A super nostalgic cruise and a very good one. It introduced us to up scale cruising as well.
Seven Seas Navigator Cruise Review to Alaska
14 Night Alaska (San Francisco To Vancouver)
Sail date: May 26, 2010
Ship: Seven Seas Navigator
Cabin type: Suite
Traveled as: Couple
Reviewed: 6 years ago
I say this cruise was "nostalgic" because that is exactly what it was for me, a 75 year Alaskan. More enjoyable than I imagined it would be. Born and raised in Alaska, when I was young my mother would take us out to visit kinfolks in the 48 states, Alaska was a territory then. We would always travel to Seattle, from Cordova, on Alaska Steamship Company. (That is until the airlines took over and Alaska Steam quit passenger service in 1954) When first getting on a cruise ship, the smells, odors and sounds harken me back to those early days of traveling to/from Alaska and of sailing throughout Alaska’s Panhandle.

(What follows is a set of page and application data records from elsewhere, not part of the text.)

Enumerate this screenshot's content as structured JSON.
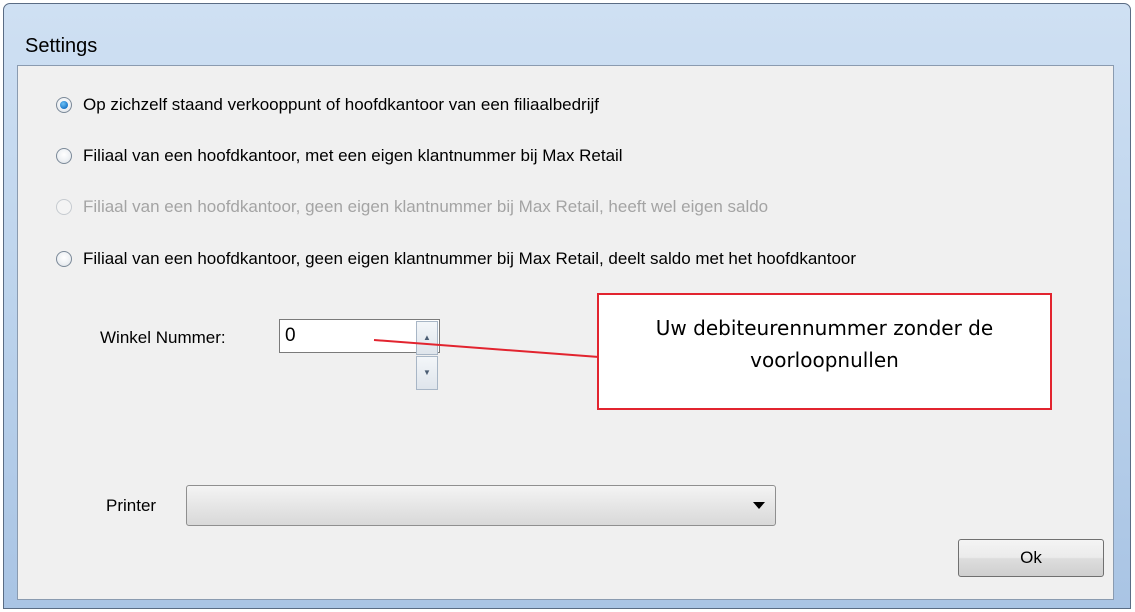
{
  "window": {
    "title": "Settings"
  },
  "options": [
    {
      "label": "Op zichzelf staand verkooppunt of hoofdkantoor van een filiaalbedrijf",
      "checked": true,
      "disabled": false
    },
    {
      "label": "Filiaal van een hoofdkantoor,  met een eigen klantnummer bij Max Retail",
      "checked": false,
      "disabled": false
    },
    {
      "label": "Filiaal van een hoofdkantoor,  geen eigen klantnummer bij Max Retail, heeft wel eigen saldo",
      "checked": false,
      "disabled": true
    },
    {
      "label": "Filiaal van een hoofdkantoor,  geen eigen klantnummer bij Max Retail, deelt saldo met het hoofdkantoor",
      "checked": false,
      "disabled": false
    }
  ],
  "winkel": {
    "label": "Winkel Nummer:",
    "value": "0"
  },
  "callout": {
    "line1": "Uw debiteurennummer zonder de",
    "line2": "voorloopnullen",
    "color": "#e2242f"
  },
  "printer": {
    "label": "Printer",
    "value": ""
  },
  "ok": {
    "label": "Ok"
  }
}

On this cruise we began in San Francisco and ended in Vancouver B.C. got as far north as Valdez in Alaska's Prince William Sound (Note: we live in Anchorage now but I was born and raised at Cordova in Prince Willliam Sound), we visited 10 ports total, six in Alaska, two in Canada, one in Oregon, one in California. Plus, we did the Tracy Arm glacier and Hubbard Glacier on separate sea days only, where we stopped in front of the glaciers for hours.
At the time of the cruise we were just shy of one year total on the high seas. Many of our cruises have been one month or more. We prefer smaller ships and exotic ports. Throughout this we have almost exclusively sailed on Princess and HAL. This was our first trip on one of the more high scale lines. We did really enjoy it, but doubt if we could have afforded it at regular rates. Including insurance and most everything we paid, $10,000. Normally it would have ran about $35,000-$40,000. Most shore excursions were free although there was an extra charge for a few of them.
The big pluses were: (1) The “staterooms” were super. Best by far we have experienced. (I call them “staterooms” as that is what they were called when I was a kid, Berlitz says the correct term is “cabin”, I disagree). The patio wasn't all that big though, we experienced better patios on both Princess and HAL where the cabin prices were much less.
(2) Sure nice to be not nickel and dimed like on HAL and Princess. Booze was included, most excursions were free, hardly any extra charges for anything.
(3) A week before we departed they upgraded us, for another $800. to “Butler Service” and a stateroom on the upper most highest class in their regular suite category. On the trip, the butler was great, but so was the room stewardess. For almost a grand a week, I wouldn't go the butler route or the higher category cabin again and that was at the super discounted rate. The suites on the Navigator are pretty much all the same, in my opinion. And that is, they are excellent.
The downsides were few:We did the no extra charge specialty restaurant, Prime 7, one time, you couldn't really get in very often as it was so popular, probably due to no extra charge. Hard to believe they had waiting lists, as we really thought the meal was not very good at all, and honestly, I am not normally very picky in that regard. Also, we didn't often care for those extra charge specialty restaurants until we tried HAL’s "Pinnacle".
Food and Dining
Service and Staff
Cabin / Stateroom
This was a two week cruise to Alaska, from San Fran to Vancouver Canada. Crossed the Gulf of Alaska twice, going as far north as Valdez in Prince William Sound. One week north and one week south. Different ports both going and coming. That is the way to cruise Alaska.
Ports of call
Icy Strait Point (Hoonah), Alaska Did not visit port